Flyers founder Ed Snider usually sleeps until 8 a.m. on the weekend, but for whatever reason, he woke up at 5 a.m. in his suburban Philadelphia home on Sunday, checked his cellphone, and learned the NHL's 113-day labor dispute had ended.
For Snider, it was the perfect way to celebrate his 80th birthday.
"This ranks right at the top, as far as birthday gifts," he said in a telephone interview. "What a great birthday!"
When Snider read that the lockout was over, he immediately sent an e-mail to Gary Bettman, the NHL commissioner.
"I congratulated him, and he said: 'What are you doing up so early?!' " Snider said.
Snider said he was thankful there was labor peace.
"I'm happy for all the people hurt by this, the people who work around hockey," he said, "and I'm thrilled for our fans and players that it finally ended."
Before he learned the news, Snider said he thought both sides were getting close, "but it's never over until the fat lady sings.
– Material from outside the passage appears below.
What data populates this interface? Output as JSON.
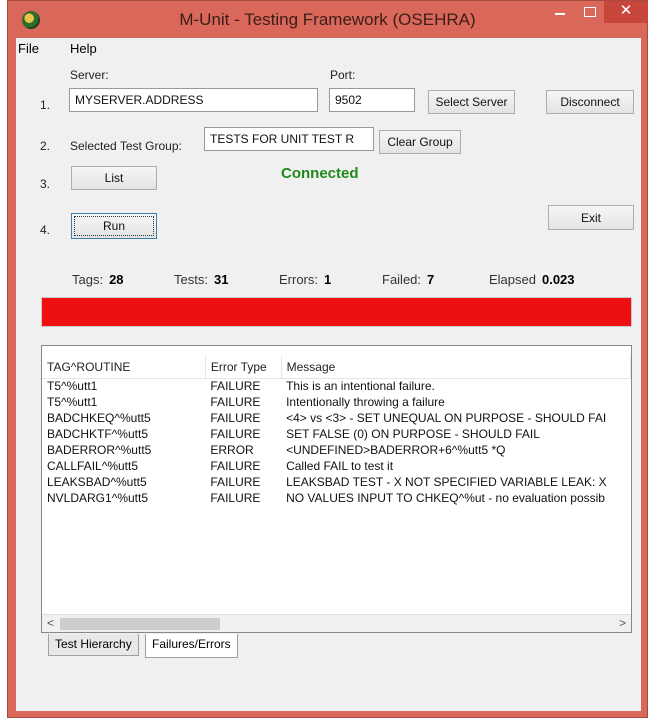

There were other times where we felt we were close and it went backward, so you never know."
On Monday morning, Snider will head to the Caribbean Island of St. Barts with his family, starting a one-week vacation to celebrate his milestone birthday.
"My kids are taking me. This was planned a long time ago, but we'll be back on the 14th, so I'll be there for the start of the season," which will start either Jan. 15 or 19. "Everything worked out perfectly."
Snider said he was a "little sad" that he may miss the entire training camp but that he was grateful the NHL can move forward.
The fact the new collective bargaining agreement is for at least eight years (and could stretch to 10) "is definitely the No. 1 thing in my book," Snider said. The CBA has "a lot of things in there that will stabilize the league and help clubs that need it most, so that's good for the league."
He was referring to teams supplying $200 million in revenue sharing to help franchises that are struggling financially. Half of the funds will come from the top 10 earning teams.
The free-spending Flyers figure to be one of the 10.
"Some of us that don't have problems [financially] have to sacrifice for those that do have problems," Snider said.
In addition, a $60 million "industry growth fund" has been created, and the NHL commissioner can use it at his discretion to help struggling teams.
Snider was happy that the 2013-14 season salary cap inched up to $64.3 million. Originally, the owners wanted it at $60 million. The cap floor will be at $44 million next season, a $4.3 million drop from last year, when the cap maximum was $64.3 million.
"I think we could have lived with any situation," Snider said of next year's salary cap, "but it works out well for us."